If passed into law, the bill would require that companies who lost customer data to hackers let customers know within 30 days that their credit or debit cards have been compromised, and establish other rules as well.
For the most part, card-issuing institutions such as banks and credit unions support Carper and Blunt's bill, yet privacy and consumer-rights advocates worry that the proposal as currently written would actually weaken the amount of protection consumers currently have, by overriding stronger state-level consumer-protection laws and by eliminating certain national-level protections currently in place.
Weaker in some ways
Card-issuing institution incur massive costs anytime a major hacking compromises their cards en masse. The Credit Union National Association (CUNA) called the Data Security Act “much-needed legislation” that would “protect the sensitive financial information of American people by establishing a national standard for data security, protection and consumer notification.”
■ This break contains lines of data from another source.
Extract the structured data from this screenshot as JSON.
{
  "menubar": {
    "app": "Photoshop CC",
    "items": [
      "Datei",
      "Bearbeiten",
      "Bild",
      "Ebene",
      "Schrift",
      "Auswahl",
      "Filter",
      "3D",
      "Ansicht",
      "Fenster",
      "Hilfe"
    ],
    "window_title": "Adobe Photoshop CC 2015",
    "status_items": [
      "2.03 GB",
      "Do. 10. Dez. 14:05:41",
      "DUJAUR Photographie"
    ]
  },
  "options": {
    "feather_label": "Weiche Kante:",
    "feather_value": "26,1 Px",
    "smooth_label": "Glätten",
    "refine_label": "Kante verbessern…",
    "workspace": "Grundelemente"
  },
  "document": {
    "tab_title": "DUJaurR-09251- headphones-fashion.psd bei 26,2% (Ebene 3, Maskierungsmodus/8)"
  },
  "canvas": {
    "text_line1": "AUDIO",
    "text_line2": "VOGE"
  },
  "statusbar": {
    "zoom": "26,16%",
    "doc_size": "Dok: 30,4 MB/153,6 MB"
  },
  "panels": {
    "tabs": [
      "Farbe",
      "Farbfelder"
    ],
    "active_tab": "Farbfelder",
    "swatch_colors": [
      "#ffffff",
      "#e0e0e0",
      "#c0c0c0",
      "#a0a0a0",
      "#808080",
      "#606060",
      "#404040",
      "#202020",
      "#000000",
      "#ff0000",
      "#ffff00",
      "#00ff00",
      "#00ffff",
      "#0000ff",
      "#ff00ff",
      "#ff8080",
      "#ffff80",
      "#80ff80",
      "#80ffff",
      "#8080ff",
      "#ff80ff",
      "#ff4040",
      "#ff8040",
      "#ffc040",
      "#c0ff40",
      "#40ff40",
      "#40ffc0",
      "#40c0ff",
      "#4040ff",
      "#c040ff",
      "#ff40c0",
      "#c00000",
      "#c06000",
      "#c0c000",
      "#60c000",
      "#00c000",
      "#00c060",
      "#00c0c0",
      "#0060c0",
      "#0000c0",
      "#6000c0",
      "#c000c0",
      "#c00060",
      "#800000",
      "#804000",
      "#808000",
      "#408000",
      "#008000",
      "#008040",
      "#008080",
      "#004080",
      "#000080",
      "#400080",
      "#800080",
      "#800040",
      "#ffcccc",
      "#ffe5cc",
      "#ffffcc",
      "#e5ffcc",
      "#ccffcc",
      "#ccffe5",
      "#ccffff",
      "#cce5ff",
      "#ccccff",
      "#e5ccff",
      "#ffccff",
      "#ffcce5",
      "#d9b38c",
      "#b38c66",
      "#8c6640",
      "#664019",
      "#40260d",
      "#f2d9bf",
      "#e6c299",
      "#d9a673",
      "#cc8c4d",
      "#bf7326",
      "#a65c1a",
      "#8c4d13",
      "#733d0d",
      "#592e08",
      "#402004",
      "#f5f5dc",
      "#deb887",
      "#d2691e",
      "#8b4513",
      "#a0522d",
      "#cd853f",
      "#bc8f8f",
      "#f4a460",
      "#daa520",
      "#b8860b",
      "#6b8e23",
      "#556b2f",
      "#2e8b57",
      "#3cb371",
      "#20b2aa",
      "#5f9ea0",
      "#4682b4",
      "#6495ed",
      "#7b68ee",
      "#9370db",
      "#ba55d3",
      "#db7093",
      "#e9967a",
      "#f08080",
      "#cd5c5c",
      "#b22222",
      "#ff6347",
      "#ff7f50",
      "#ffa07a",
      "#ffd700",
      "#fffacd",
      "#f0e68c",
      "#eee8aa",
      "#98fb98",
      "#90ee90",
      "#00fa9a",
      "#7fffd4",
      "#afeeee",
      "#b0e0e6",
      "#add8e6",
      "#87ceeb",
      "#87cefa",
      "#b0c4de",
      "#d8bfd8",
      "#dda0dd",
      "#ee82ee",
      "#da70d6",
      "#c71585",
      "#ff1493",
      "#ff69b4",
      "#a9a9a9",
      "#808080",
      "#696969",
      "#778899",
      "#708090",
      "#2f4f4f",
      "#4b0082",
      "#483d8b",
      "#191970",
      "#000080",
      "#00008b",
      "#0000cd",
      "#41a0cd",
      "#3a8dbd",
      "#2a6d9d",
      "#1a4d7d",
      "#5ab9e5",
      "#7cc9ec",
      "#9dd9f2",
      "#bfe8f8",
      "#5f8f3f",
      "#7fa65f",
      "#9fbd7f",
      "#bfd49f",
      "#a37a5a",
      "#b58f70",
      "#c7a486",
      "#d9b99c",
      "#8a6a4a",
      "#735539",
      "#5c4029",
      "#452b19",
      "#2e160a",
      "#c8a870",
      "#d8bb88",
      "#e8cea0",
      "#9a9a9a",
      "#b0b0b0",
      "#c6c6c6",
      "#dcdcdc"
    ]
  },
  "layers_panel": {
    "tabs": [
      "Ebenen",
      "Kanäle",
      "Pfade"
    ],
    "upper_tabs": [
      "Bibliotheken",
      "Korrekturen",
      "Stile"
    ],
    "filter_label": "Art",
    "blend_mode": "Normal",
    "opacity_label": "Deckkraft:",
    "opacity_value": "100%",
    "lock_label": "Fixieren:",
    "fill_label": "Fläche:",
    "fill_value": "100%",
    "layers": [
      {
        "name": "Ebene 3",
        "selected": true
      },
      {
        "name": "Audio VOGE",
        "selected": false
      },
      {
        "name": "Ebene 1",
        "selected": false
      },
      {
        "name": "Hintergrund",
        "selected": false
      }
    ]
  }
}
Yet that national standard, at least in some respects, would arguably be weaker than some standards which currently exist. For example: the language of the bill, as written, says that companies do not have to disclose security breaches to their customers if the companies discover that “there is no reasonable risk of identity theft, economic loss, economic harm, or financial fraud.” Currently, companies must notify consumers of data breaches, whether they cause financial harm or not.
Representative Jan Schakowsky (D-Illinois), speaking against the bill, told theWashington Post. “Fifty-one states or territories have some sort of data protection legislation on the books -- 38 would see the data protection breach notification diminished in some way because this is a preemption law.”
Yet that patchwork of varying state- or territorial-level laws is exactly why the bill's supporters want a single unifying national standard. Rep. Peter Welch (D-Vermont), one of the bill's co-sponsors, said that right now, if a customer in one state is affected when hackers breach security at a company based in another state, it's not certain which state actually has jurisdiction. “I am usually, almost uniformly opposed to preemption — but this is an instance where unless you have a national standard you won't have protection,” he said.
On the other hand, under the current standard, companies in such situations generally adhere to the stronger of the two states' laws, which again hearkens back to the argument that this proposed bill would actually weaken consumer protections.